### Supplied records ###
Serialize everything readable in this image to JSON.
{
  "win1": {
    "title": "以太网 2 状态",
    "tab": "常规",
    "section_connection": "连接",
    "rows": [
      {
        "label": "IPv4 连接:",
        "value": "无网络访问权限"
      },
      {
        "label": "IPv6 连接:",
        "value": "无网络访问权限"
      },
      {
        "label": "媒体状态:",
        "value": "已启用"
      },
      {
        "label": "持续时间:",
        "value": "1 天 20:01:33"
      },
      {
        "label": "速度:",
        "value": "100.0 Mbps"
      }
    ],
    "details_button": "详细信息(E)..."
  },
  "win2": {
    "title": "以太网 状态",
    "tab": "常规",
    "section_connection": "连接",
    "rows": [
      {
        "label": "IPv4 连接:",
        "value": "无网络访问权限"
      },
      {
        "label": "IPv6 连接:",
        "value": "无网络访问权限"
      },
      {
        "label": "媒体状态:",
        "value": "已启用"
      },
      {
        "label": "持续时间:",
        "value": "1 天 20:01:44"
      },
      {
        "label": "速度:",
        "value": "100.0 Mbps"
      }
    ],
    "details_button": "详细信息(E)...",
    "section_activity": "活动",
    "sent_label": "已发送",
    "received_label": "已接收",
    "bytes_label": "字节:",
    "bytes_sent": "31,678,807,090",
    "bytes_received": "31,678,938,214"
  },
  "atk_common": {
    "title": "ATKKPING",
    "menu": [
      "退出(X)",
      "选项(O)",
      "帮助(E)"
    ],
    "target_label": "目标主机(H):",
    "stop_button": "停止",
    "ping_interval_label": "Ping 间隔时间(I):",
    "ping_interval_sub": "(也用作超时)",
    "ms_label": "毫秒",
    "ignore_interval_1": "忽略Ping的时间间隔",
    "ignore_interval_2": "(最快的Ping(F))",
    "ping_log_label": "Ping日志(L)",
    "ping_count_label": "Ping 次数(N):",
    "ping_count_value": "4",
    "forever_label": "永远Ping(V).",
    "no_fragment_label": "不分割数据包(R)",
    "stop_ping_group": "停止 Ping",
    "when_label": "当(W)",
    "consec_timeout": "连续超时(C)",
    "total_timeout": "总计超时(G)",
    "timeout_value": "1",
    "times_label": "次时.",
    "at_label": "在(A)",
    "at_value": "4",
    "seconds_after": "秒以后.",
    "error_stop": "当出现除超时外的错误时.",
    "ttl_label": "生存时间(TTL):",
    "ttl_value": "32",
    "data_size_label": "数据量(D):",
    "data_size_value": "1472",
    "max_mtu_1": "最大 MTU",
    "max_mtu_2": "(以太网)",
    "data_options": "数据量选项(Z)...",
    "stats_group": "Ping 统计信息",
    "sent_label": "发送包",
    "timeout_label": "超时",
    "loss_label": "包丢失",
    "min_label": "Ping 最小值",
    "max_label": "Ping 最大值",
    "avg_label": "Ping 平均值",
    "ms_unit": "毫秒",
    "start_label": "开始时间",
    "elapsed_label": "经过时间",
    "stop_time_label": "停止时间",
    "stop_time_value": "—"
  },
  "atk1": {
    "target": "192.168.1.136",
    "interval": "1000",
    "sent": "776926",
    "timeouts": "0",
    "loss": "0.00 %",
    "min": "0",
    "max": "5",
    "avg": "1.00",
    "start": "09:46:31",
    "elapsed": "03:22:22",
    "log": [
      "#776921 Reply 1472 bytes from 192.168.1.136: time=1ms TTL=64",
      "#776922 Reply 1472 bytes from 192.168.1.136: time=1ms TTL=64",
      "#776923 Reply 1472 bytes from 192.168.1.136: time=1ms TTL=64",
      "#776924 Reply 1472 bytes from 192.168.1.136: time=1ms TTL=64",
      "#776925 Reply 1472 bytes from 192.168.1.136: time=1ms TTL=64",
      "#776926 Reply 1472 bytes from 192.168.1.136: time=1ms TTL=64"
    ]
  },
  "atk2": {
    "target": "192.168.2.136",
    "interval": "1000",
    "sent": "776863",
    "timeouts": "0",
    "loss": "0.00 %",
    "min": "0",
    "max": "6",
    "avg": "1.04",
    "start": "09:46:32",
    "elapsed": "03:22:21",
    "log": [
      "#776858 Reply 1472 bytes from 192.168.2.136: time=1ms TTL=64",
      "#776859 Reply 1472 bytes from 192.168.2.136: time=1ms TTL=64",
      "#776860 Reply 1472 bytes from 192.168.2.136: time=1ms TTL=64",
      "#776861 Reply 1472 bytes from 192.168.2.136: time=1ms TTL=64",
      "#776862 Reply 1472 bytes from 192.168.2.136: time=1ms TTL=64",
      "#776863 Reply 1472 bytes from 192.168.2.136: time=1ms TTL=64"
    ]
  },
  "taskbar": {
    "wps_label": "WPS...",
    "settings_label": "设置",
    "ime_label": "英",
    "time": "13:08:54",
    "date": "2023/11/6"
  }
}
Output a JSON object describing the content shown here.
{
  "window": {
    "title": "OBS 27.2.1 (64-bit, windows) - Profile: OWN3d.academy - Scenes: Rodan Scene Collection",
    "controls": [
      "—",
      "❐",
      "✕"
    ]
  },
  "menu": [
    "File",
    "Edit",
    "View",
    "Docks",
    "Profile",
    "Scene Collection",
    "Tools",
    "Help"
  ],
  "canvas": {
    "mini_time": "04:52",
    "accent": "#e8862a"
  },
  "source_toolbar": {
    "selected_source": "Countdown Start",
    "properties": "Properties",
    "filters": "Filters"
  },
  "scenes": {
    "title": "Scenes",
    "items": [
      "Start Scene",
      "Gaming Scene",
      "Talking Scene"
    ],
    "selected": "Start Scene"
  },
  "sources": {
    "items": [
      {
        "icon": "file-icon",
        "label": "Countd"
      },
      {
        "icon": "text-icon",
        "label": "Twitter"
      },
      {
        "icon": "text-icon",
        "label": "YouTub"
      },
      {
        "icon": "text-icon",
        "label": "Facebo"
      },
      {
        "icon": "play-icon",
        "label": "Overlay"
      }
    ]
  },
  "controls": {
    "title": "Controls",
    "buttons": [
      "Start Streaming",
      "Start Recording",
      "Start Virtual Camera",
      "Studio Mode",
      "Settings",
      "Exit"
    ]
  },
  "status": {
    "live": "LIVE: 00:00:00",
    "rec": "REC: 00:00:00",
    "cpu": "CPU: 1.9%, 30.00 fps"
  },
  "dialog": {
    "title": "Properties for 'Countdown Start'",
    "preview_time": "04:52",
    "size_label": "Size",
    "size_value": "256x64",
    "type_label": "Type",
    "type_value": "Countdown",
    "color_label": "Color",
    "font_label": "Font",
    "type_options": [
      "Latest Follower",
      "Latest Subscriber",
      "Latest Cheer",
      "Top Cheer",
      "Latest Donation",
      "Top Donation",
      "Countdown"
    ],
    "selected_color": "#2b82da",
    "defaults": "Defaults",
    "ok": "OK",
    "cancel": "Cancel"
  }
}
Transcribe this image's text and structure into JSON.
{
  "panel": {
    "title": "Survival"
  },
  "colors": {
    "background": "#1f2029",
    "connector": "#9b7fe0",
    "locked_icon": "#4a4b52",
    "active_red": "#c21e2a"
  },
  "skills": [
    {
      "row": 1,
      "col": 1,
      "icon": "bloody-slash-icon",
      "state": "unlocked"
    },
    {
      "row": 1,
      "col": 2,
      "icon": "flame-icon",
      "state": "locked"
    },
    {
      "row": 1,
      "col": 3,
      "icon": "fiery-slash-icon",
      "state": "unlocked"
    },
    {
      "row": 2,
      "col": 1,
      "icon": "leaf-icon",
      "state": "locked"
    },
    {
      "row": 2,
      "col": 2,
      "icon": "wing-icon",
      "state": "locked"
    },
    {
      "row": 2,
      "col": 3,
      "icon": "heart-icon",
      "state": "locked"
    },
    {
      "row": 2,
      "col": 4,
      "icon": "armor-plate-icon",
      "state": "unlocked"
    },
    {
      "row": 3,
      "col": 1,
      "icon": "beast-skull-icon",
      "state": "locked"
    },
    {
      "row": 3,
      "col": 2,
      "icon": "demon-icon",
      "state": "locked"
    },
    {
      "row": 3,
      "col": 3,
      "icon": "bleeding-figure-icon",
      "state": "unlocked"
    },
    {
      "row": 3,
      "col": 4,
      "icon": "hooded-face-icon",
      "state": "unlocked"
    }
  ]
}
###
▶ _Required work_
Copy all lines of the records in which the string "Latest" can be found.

▶ _Answer to the problem_
      "Latest Follower",
      "Latest Subscriber",
      "Latest Cheer",
      "Latest Donation",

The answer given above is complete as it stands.